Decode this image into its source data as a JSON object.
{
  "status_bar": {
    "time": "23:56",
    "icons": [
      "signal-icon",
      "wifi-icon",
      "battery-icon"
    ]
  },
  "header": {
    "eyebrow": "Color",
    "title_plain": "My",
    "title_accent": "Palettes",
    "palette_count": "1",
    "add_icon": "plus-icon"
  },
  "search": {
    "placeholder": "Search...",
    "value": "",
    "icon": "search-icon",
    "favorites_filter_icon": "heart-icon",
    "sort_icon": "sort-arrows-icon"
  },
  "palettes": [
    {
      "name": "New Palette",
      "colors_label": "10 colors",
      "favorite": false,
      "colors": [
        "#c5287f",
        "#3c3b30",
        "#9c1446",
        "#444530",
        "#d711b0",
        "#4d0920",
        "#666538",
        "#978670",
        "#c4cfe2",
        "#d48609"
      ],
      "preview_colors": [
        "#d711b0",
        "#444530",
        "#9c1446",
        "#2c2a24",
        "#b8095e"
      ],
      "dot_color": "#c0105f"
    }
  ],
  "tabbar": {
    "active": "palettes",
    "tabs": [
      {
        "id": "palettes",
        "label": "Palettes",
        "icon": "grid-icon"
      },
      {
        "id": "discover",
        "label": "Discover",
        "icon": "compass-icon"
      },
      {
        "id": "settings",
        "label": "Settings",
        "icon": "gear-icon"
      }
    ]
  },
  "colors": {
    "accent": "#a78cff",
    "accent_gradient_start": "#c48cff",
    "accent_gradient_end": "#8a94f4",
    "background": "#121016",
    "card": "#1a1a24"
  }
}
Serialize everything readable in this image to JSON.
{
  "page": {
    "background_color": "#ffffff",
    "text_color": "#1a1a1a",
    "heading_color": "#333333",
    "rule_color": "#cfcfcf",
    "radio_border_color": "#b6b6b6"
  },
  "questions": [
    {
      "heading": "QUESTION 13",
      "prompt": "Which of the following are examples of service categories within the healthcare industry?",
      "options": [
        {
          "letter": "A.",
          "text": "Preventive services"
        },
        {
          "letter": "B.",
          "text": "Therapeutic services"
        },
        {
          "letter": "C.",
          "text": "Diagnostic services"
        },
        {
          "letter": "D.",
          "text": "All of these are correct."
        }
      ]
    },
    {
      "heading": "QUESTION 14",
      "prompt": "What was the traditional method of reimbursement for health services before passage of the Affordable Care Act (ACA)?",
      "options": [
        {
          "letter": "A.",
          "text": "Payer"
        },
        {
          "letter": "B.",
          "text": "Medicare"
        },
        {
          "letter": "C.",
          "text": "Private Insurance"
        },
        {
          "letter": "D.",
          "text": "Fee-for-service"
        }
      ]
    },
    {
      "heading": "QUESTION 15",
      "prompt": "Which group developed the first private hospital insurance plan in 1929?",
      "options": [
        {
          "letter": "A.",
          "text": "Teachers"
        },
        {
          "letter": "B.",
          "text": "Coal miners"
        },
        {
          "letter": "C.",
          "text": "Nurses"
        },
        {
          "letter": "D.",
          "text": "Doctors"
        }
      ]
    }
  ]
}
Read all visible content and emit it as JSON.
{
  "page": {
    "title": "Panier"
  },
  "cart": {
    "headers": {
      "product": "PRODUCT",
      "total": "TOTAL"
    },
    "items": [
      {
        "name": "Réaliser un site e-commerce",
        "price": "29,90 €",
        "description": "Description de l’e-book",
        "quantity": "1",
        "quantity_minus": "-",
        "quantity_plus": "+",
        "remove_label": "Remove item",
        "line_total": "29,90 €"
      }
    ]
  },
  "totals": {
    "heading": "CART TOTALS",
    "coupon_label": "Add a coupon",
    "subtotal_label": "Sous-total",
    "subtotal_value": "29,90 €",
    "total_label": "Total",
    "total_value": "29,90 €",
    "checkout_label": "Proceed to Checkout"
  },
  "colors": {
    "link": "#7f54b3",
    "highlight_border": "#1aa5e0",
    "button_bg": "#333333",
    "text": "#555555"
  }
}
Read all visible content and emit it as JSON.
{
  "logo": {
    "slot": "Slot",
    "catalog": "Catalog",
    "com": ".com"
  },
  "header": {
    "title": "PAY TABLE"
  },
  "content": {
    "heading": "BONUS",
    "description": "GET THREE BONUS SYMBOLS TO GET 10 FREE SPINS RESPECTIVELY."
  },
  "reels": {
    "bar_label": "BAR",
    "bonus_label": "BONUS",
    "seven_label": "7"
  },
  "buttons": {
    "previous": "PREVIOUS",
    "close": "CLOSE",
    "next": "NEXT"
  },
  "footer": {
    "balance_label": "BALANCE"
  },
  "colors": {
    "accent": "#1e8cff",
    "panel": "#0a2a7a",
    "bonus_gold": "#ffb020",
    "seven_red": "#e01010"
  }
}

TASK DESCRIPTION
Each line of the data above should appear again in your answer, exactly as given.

REPLY TO THE EXERCISE
Decode this image into its source data as a JSON object.
{
  "status_bar": {
    "time": "23:56",
    "icons": [
      "signal-icon",
      "wifi-icon",
      "battery-icon"
    ]
  },
  "header": {
    "eyebrow": "Color",
    "title_plain": "My",
    "title_accent": "Palettes",
    "palette_count": "1",
    "add_icon": "plus-icon"
  },
  "search": {
    "placeholder": "Search...",
    "value": "",
    "icon": "search-icon",
    "favorites_filter_icon": "heart-icon",
    "sort_icon": "sort-arrows-icon"
  },
  "palettes": [
    {
      "name": "New Palette",
      "colors_label": "10 colors",
      "favorite": false,
      "colors": [
        "#c5287f",
        "#3c3b30",
        "#9c1446",
        "#444530",
        "#d711b0",
        "#4d0920",
        "#666538",
        "#978670",
        "#c4cfe2",
        "#d48609"
      ],
      "preview_colors": [
        "#d711b0",
        "#444530",
        "#9c1446",
        "#2c2a24",
        "#b8095e"
      ],
      "dot_color": "#c0105f"
    }
  ],
  "tabbar": {
    "active": "palettes",
    "tabs": [
      {
        "id": "palettes",
        "label": "Palettes",
        "icon": "grid-icon"
      },
      {
        "id": "discover",
        "label": "Discover",
        "icon": "compass-icon"
      },
      {
        "id": "settings",
        "label": "Settings",
        "icon": "gear-icon"
      }
    ]
  },
  "colors": {
    "accent": "#a78cff",
    "accent_gradient_start": "#c48cff",
    "accent_gradient_end": "#8a94f4",
    "background": "#121016",
    "card": "#1a1a24"
  }
}
Serialize everything readable in this image to JSON.
{
  "page": {
    "background_color": "#ffffff",
    "text_color": "#1a1a1a",
    "heading_color": "#333333",
    "rule_color": "#cfcfcf",
    "radio_border_color": "#b6b6b6"
  },
  "questions": [
    {
      "heading": "QUESTION 13",
      "prompt": "Which of the following are examples of service categories within the healthcare industry?",
      "options": [
        {
          "letter": "A.",
          "text": "Preventive services"
        },
        {
          "letter": "B.",
          "text": "Therapeutic services"
        },
        {
          "letter": "C.",
          "text": "Diagnostic services"
        },
        {
          "letter": "D.",
          "text": "All of these are correct."
        }
      ]
    },
    {
      "heading": "QUESTION 14",
      "prompt": "What was the traditional method of reimbursement for health services before passage of the Affordable Care Act (ACA)?",
      "options": [
        {
          "letter": "A.",
          "text": "Payer"
        },
        {
          "letter": "B.",
          "text": "Medicare"
        },
        {
          "letter": "C.",
          "text": "Private Insurance"
        },
        {
          "letter": "D.",
          "text": "Fee-for-service"
        }
      ]
    },
    {
      "heading": "QUESTION 15",
      "prompt": "Which group developed the first private hospital insurance plan in 1929?",
      "options": [
        {
          "letter": "A.",
          "text": "Teachers"
        },
        {
          "letter": "B.",
          "text": "Coal miners"
        },
        {
          "letter": "C.",
          "text": "Nurses"
        },
        {
          "letter": "D.",
          "text": "Doctors"
        }
      ]
    }
  ]
}
Read all visible content and emit it as JSON.
{
  "page": {
    "title": "Panier"
  },
  "cart": {
    "headers": {
      "product": "PRODUCT",
      "total": "TOTAL"
    },
    "items": [
      {
        "name": "Réaliser un site e-commerce",
        "price": "29,90 €",
        "description": "Description de l’e-book",
        "quantity": "1",
        "quantity_minus": "-",
        "quantity_plus": "+",
        "remove_label": "Remove item",
        "line_total": "29,90 €"
      }
    ]
  },
  "totals": {
    "heading": "CART TOTALS",
    "coupon_label": "Add a coupon",
    "subtotal_label": "Sous-total",
    "subtotal_value": "29,90 €",
    "total_label": "Total",
    "total_value": "29,90 €",
    "checkout_label": "Proceed to Checkout"
  },
  "colors": {
    "link": "#7f54b3",
    "highlight_border": "#1aa5e0",
    "button_bg": "#333333",
    "text": "#555555"
  }
}
Read all visible content and emit it as JSON.
{
  "logo": {
    "slot": "Slot",
    "catalog": "Catalog",
    "com": ".com"
  },
  "header": {
    "title": "PAY TABLE"
  },
  "content": {
    "heading": "BONUS",
    "description": "GET THREE BONUS SYMBOLS TO GET 10 FREE SPINS RESPECTIVELY."
  },
  "reels": {
    "bar_label": "BAR",
    "bonus_label": "BONUS",
    "seven_label": "7"
  },
  "buttons": {
    "previous": "PREVIOUS",
    "close": "CLOSE",
    "next": "NEXT"
  },
  "footer": {
    "balance_label": "BALANCE"
  },
  "colors": {
    "accent": "#1e8cff",
    "panel": "#0a2a7a",
    "bonus_gold": "#ffb020",
    "seven_red": "#e01010"
  }
}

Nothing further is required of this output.